But empty space often correlates with a poor CMS rating, one measure that consumers use when deciding where to place family members. 


Regional hubs’ average CMS rating is 2.8 out of 5, with a 5 being exceptional. The average number of health citations per facility in 2019 was 16 (the state average is 13.5). 


Barrie’s team also spoke with state inspectors about a home’s history of violations. If it had a history of problems controlling infections, inspectors would swing by in person to see if conditions had improved. 


“I think the danger would be leaving residents in facilities that do not have the proper equipment for the staff, that don't have the proper training, that don't have the ability to isolate or quarantine residents properly,” Barrie said. 


If a nursing home had been cited for abuse, it was supposed to be disqualified from becoming a regional hub in Michigan. But two of the 21 regional hubs, SKLD Beltline (in Grand Rapids) and Cambridge South Healthcare Center (Beverly Hills), were cited for abuse in the last year. 


Another hub, Medilodge of Grand Blanc, was designated a special focus facility by CMS, meaning its deficiencies were so chronic and potentially harmful it needed extra oversight. 


MDHHS spokesperson Bob Wheaton said Medilodge of Grand Blanc was “reviewed with extra scrutiny” and designated a hub “given the improvement the facility had shown.” Of those with infection-control deficiencies, he said it is “very rare” for homes “to not receive low level citations during a survey,” and that in the hubs’ cases, the issues were “corrected,” with oversight from LARA.


Of the homes cited for abuse, he said “any major deficiencies, particularly those around abuse and infection controls, were reviewed very closely.”


Did those deficiencies make a difference once the homes became hubs? 


The new inspection reports say nothing of how these homes performed as regional hubs — that is, whether they succeeded in keeping infection out of the non-COVID units once they’d set up their isolation units. 


Even with other available information, that question is hard to answer, since the state’s publicly available data for hubs is unreliable. 


What we do know is how many patients have been transferred in an out of regional hubs. According to the Wheaton, those facilities have reported 1,272 admissions (if readmitted, a patient would count for two admissions), and 1,151 recoveries, or patients transferred out.


“Facilities that operate a regional hub complete multiple regular reports to the [health] department,” he wrote. 


Nursing homes in general can expect more scrutiny in the months ahead. 


Michigan Attorney General Dana Nessel announced yesterday that her office would take legal action against long-term care facilities (that includes nursing homes, adult foster care facilities, and homes for the aged) that do not comply with executive orders imposed in the spring. 


Otherwise, families and lawmakers should get a clearer picture of how regional hubs in particular have performed in the next few weeks. 


The Center for Health and Research Transformation, a research group out of The University of Michigan, plans to release its report on the nursing home hubs at the end of August.
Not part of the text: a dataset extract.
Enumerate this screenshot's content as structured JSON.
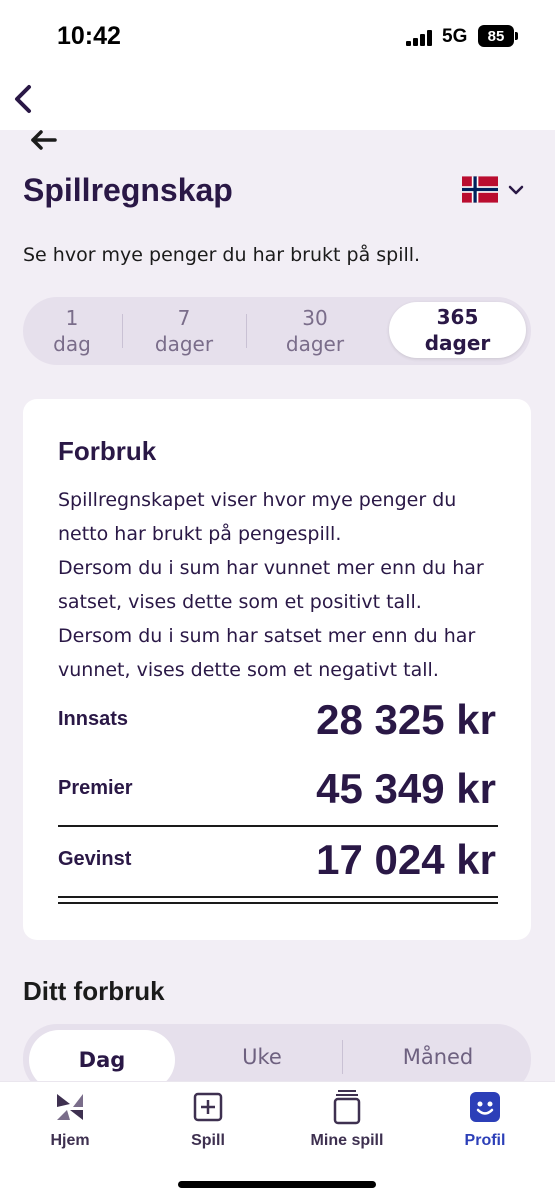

The study’s goals are to evaluate the hub policy, draft recommendations for future pandemic preparedness, and minimize infections among these populations overall. 


There’s also a nursing home task force, convened by Governor Gretchen Whitmer and chargedwith “producing a recommendation to the governor for an action plan on how to prepare nursing homes for any future wave of COVID-19 cases.”


That report is also due at the end of August.

Will Callan, a reporter for Michigan Radio, hails from the Bay Area, where he lived in Oakland and San Francisco and reported for local newspapers and magazines. He enjoys a long swim in chilly water (preferably followed by a sauna) and getting to know new cities. That's one reason he's excited to be in Ann Arbor, which he can already tell has just the right combo of urban grit and natural beauty to make him feel at home.
Related Content